Magic The Gathering used to have an amazingly stable Standard environment where the game was kept fresh with the instant adding of new cards, but also fair, sporting a healthy competitive environment. That all changed a few years ago and today cards are banned as soon as they come out, or sometimes even as soon as they’re spoiled! Let’s find out what the hell happened!
Honestly, it’s not a great time to be a competitive Magic player. The global pandemic is seriously limiting the options to go out and play home games in your local game store and the problematic metagame doesn’t offer too much variety in MTGA, so climbing the ladder is often a dull grind. Since not many people go to play in person, Wizards is pumping out set after set, shooting out expensive limited and VIP editions, announcing announcements, and taking away much of the excitement from current and still fresh expansions to talk about the next 4 things that are about to come out. It’s tiresome and takes away much of the enjoyment.
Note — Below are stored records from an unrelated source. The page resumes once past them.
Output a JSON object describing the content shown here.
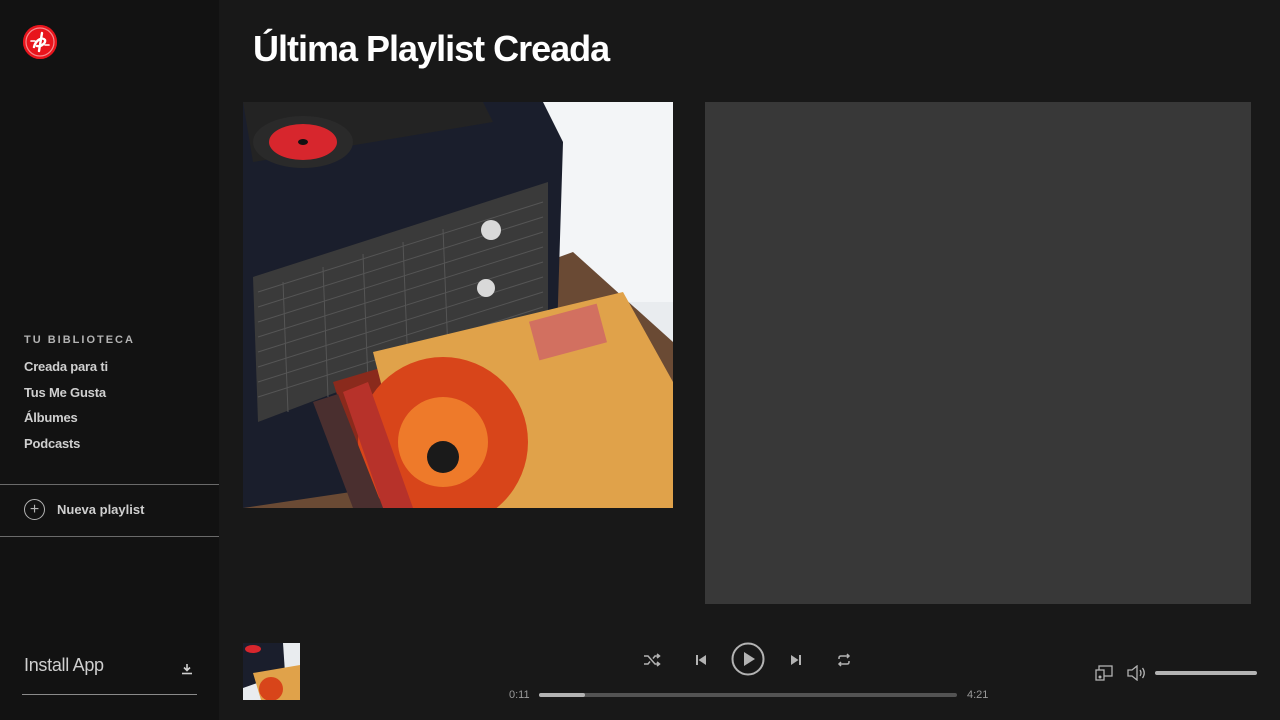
{
  "colors": {
    "accent": "#e8141c",
    "sidebar_bg": "#121212",
    "main_bg": "#181818",
    "panel_bg": "#383838"
  },
  "page": {
    "title": "Última Playlist Creada"
  },
  "sidebar": {
    "library_title": "TU BIBLIOTECA",
    "items": [
      {
        "label": "Creada para ti"
      },
      {
        "label": "Tus Me Gusta"
      },
      {
        "label": "Álbumes"
      },
      {
        "label": "Podcasts"
      }
    ],
    "new_playlist_label": "Nueva playlist",
    "install_label": "Install App"
  },
  "player": {
    "elapsed": "0:11",
    "duration": "4:21",
    "progress": 0.11,
    "volume": 1.0,
    "icons": [
      "shuffle-icon",
      "previous-icon",
      "play-icon",
      "next-icon",
      "repeat-icon",
      "devices-icon",
      "volume-icon"
    ]
  }
}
- READ MORE: We Told You So: Uro Is Banned From Standard
Of course, aspiring pro players are always focused on one thing: winning. Spikes, as we call them, have always had the tendency to put power first and fun second, and there’s nothing wrong with that. Normally, more sets coming out means more strategies to try out and a more challenging environment to compete in. But there’s one big problem - crazy power level. Every new set introduces busted cards that crush the format, dominate big-money tournaments, and soon enough get banned. This is frustrating for all players, not just the pros.
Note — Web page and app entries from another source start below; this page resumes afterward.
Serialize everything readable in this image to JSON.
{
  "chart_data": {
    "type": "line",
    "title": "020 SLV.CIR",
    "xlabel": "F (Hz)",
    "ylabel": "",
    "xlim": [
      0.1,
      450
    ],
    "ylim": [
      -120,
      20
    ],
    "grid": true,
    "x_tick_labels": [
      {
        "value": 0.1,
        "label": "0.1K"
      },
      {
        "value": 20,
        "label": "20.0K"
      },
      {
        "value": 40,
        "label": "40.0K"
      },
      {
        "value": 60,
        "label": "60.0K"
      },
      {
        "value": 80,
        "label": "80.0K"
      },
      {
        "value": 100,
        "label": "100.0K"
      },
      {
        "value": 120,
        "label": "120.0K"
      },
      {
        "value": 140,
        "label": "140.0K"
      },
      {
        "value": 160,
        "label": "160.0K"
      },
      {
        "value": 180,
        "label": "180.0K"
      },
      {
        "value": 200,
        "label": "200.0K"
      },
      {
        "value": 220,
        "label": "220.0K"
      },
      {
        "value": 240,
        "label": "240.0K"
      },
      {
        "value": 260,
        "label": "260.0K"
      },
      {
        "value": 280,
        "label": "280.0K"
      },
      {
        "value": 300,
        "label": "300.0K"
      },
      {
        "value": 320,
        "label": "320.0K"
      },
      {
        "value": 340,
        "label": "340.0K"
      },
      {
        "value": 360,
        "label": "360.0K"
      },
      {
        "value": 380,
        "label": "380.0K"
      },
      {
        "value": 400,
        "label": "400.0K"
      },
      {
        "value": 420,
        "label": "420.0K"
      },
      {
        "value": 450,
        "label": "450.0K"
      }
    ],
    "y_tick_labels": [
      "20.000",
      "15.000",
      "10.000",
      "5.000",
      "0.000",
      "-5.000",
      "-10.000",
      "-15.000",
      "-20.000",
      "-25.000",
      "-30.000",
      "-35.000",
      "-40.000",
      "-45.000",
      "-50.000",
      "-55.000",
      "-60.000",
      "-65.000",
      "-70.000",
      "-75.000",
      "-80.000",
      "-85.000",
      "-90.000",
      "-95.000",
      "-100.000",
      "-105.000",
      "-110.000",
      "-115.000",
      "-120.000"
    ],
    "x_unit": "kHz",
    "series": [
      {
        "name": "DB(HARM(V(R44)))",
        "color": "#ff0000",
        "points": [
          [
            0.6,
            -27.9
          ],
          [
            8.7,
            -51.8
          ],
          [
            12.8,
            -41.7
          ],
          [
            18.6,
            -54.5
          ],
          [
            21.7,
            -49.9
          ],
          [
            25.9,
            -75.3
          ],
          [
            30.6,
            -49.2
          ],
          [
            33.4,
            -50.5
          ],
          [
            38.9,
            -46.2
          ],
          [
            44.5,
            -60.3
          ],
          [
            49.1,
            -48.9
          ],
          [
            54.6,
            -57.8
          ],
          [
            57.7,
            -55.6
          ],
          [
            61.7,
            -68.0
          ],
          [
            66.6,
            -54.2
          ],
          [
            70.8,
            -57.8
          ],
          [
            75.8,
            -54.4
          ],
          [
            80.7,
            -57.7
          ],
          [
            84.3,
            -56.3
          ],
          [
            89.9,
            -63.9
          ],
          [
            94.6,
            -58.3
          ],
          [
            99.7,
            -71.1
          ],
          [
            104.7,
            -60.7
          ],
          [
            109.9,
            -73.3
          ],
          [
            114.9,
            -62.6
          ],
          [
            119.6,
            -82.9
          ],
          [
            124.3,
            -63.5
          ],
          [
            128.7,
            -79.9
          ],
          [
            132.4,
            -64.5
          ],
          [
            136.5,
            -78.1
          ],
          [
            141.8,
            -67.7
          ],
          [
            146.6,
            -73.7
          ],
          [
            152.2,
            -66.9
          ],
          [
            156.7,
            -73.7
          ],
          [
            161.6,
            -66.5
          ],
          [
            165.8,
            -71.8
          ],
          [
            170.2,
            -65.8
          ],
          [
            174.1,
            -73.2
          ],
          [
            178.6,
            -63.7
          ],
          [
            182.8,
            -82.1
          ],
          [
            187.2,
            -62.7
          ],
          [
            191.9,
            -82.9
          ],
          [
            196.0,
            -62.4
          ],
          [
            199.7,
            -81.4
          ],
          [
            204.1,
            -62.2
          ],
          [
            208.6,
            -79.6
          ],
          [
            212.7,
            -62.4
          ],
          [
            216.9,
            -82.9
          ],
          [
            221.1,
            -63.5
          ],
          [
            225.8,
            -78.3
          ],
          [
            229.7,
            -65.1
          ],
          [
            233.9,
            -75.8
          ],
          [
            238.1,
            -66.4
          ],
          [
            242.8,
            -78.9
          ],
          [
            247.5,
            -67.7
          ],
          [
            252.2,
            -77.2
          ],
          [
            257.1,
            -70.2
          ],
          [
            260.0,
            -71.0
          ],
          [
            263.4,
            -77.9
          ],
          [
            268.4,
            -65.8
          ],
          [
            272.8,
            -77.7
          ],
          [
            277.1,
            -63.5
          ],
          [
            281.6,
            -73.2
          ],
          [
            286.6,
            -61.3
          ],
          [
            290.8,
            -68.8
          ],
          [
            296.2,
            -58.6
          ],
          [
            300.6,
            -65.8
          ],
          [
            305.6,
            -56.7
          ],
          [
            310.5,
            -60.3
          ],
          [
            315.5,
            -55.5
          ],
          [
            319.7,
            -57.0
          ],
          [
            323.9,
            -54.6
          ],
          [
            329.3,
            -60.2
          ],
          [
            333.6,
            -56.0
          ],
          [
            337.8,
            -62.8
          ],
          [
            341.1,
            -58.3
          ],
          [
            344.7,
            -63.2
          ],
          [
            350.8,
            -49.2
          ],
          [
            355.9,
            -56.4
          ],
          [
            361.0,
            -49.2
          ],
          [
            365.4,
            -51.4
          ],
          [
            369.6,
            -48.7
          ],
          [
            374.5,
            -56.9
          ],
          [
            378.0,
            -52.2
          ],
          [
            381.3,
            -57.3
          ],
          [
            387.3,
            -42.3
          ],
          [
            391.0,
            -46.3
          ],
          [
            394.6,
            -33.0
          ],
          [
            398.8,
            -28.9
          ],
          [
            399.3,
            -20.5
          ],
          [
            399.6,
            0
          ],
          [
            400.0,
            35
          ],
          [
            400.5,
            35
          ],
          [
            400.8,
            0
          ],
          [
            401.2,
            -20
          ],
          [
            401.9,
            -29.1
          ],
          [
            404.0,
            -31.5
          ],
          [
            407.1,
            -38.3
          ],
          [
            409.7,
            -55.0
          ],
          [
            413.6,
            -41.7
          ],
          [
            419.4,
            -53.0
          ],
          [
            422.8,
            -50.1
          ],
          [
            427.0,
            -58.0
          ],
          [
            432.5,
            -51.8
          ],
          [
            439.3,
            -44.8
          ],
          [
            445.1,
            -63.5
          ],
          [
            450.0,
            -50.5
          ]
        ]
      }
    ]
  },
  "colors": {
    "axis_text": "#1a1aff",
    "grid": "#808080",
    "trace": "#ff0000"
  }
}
If you’ve been paying attention to Reddit and other online Magic discussions this summer, you might have seen this lovely picture:
Damn. And that’s not even accounting for the latest high-profile bans of powerhouses Omnath, Locus of Creation, and Uro, Titan of Nature's Wrath.
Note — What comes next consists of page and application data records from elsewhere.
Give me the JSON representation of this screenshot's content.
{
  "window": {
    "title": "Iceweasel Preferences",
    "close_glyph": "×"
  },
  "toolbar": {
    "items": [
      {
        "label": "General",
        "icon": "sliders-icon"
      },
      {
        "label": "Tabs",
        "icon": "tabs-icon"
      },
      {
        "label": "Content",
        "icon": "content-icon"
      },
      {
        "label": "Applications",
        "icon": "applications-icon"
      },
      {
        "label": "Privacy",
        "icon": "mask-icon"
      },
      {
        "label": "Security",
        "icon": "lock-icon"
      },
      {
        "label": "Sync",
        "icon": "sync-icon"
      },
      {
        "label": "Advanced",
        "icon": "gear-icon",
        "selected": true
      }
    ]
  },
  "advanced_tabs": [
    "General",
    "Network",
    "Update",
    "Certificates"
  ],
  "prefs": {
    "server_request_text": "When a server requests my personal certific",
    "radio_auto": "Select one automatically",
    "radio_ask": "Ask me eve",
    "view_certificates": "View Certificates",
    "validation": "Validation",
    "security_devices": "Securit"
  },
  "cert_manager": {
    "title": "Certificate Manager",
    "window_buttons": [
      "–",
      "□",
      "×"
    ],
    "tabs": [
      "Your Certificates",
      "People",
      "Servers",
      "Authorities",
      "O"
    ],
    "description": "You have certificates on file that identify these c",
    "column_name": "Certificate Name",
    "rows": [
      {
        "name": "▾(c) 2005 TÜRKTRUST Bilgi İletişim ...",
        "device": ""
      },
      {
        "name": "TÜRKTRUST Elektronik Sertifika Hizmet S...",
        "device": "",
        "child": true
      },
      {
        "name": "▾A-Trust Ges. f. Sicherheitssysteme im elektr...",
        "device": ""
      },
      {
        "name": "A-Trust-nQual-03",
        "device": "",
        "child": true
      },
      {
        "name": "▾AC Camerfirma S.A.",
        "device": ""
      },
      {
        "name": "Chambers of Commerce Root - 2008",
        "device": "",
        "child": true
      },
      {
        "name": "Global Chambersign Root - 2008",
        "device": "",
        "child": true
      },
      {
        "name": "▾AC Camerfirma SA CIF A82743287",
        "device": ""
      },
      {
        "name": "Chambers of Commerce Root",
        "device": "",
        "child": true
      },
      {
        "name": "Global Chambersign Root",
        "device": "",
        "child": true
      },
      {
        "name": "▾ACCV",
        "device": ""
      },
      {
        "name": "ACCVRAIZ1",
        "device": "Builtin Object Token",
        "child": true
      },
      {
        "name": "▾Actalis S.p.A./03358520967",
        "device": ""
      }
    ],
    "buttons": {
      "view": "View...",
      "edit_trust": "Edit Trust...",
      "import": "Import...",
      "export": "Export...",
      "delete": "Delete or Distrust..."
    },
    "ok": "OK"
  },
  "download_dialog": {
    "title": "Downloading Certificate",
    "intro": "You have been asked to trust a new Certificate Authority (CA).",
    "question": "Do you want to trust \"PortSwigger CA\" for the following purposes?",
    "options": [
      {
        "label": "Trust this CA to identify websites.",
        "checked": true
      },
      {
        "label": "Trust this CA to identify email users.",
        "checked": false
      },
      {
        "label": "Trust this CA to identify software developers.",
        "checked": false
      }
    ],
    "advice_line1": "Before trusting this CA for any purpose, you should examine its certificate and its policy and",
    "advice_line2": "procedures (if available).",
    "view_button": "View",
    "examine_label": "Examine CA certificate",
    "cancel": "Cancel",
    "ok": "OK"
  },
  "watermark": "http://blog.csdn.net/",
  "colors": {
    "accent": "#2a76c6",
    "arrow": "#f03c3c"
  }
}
There is so much to unpack here. The stark contrast between 10 whole years of healthy metagame versus the complete mess in recent years is very, very telling of the state of our favorite game. The way we see it, things boil down to a few major flaws in the current way Magic is being made.
Wizards of the Coast wants to sell cards. Duh. They want every new set to be seen as the new great thing, they want people to talk about it, they want to see comment sections filled. The way they achieve this currently is through the push of power. They would schedule a preview season and give cards to content creators and media outlets to spoil. Sometimes these are regular, nice cards. Other times these are the stars of the set - the cards that really get people going.
- READ MORE: We Told You So: Omnath Is Erased From MTGA!
Currently, Wizards seems to be focused on these. They need to be in every set. Reprint of that expensive old thing! A new planeswalker with how many abilities? An amazing combo that will win you every game! Rinse and repeat. What they seem to not account for is the fatigue that’s building up in the community. They say the hype train has no breaks. Well, at some point, people simply jump out of the train.
A Digital-Only World
We live in a world where many of us simply can’t go to a Friday Night Magic event. Maybe your store is closed; maybe you’re quarantined; maybe you’re simply being cautious (as you should!) In any case, most of the Magic games these days happen inside MTG Arena. That means that Wizards have much better ways to closely monitor game data and see exactly what cards are problematic. Cool.
That also means that Wizards can now issue bans much faster than before and not even provide warnings - if there’s a major tournament on the weekend and one deck kills it, the card is banned on Monday. Effective immediately. Not cool.
The push to buy buy buy new cards leads to a disregard for people’s collections and sentimental value of older cards - a pillar of Magic: The Gathering and the very reason many veterans are still enjoying the game. This is a dangerous thing to play with and might lead to great harm to the community.
Did we mention that Wizards wants to sell cards? We also want them to sell cards because we enjoy their game and want them to thrive. But not like this. Printing good cards guarantees they’ll be sought after and therefore command high prices on the secondary market. Proceeding to ban money cards takes value away from the players, leaves to disappointment, and finally, to distrust. And a player who can’t trust a game maker ultimately moves on to other games.
Let’s not allow this to happen, Wizards! Pretty please?